_Supplied material_.
[Start of section]

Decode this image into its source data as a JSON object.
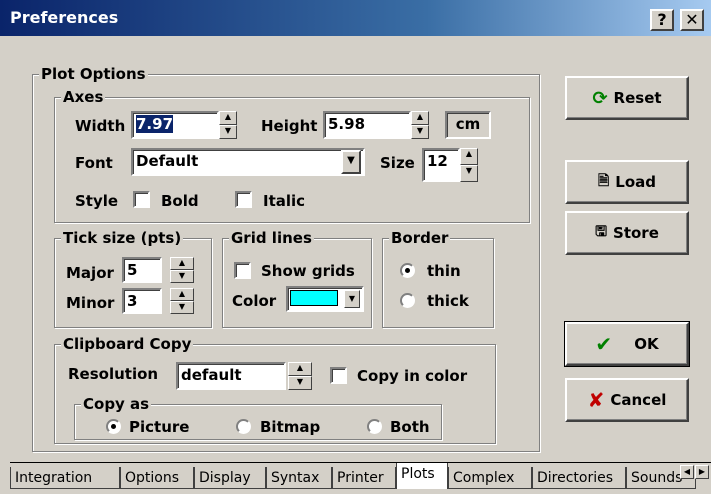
{
  "window": {
    "title": "Preferences",
    "help_label": "?",
    "close_label": "✕"
  },
  "plot_options": {
    "title": "Plot Options",
    "axes": {
      "title": "Axes",
      "width_label": "Width",
      "width_value": "7.97",
      "height_label": "Height",
      "height_value": "5.98",
      "unit": "cm",
      "font_label": "Font",
      "font_value": "Default",
      "size_label": "Size",
      "size_value": "12",
      "style_label": "Style",
      "bold_label": "Bold",
      "italic_label": "Italic"
    },
    "tick": {
      "title": "Tick size (pts)",
      "major_label": "Major",
      "major_value": "5",
      "minor_label": "Minor",
      "minor_value": "3"
    },
    "grid": {
      "title": "Grid lines",
      "show_label": "Show grids",
      "color_label": "Color",
      "color_value": "#00ffff"
    },
    "border": {
      "title": "Border",
      "thin_label": "thin",
      "thick_label": "thick",
      "selected": "thin"
    },
    "clipboard": {
      "title": "Clipboard Copy",
      "resolution_label": "Resolution",
      "resolution_value": "default",
      "copy_in_color_label": "Copy in color",
      "copy_as_title": "Copy as",
      "picture_label": "Picture",
      "bitmap_label": "Bitmap",
      "both_label": "Both",
      "selected": "Picture"
    }
  },
  "buttons": {
    "reset": "Reset",
    "load": "Load",
    "store": "Store",
    "ok": "OK",
    "cancel": "Cancel"
  },
  "tabs": [
    "Integration",
    "Options",
    "Display",
    "Syntax",
    "Printer",
    "Plots",
    "Complex",
    "Directories",
    "Sounds"
  ],
  "active_tab": "Plots",
  "colors": {
    "title_bar": "#0a246a",
    "grid_color": "#00ffff",
    "ok_check": "#008000",
    "cancel_x": "#c00000",
    "reset_icon": "#008000"
  }
}
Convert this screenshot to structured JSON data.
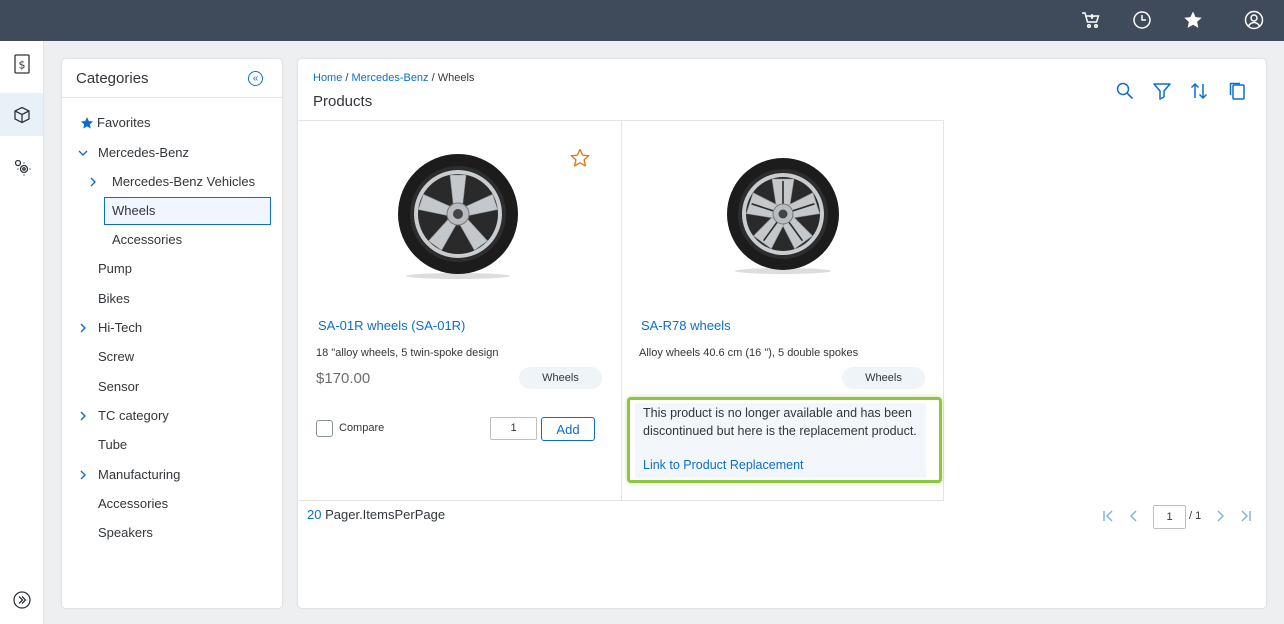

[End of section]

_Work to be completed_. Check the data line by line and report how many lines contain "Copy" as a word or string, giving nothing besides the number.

_Worked solution_. 3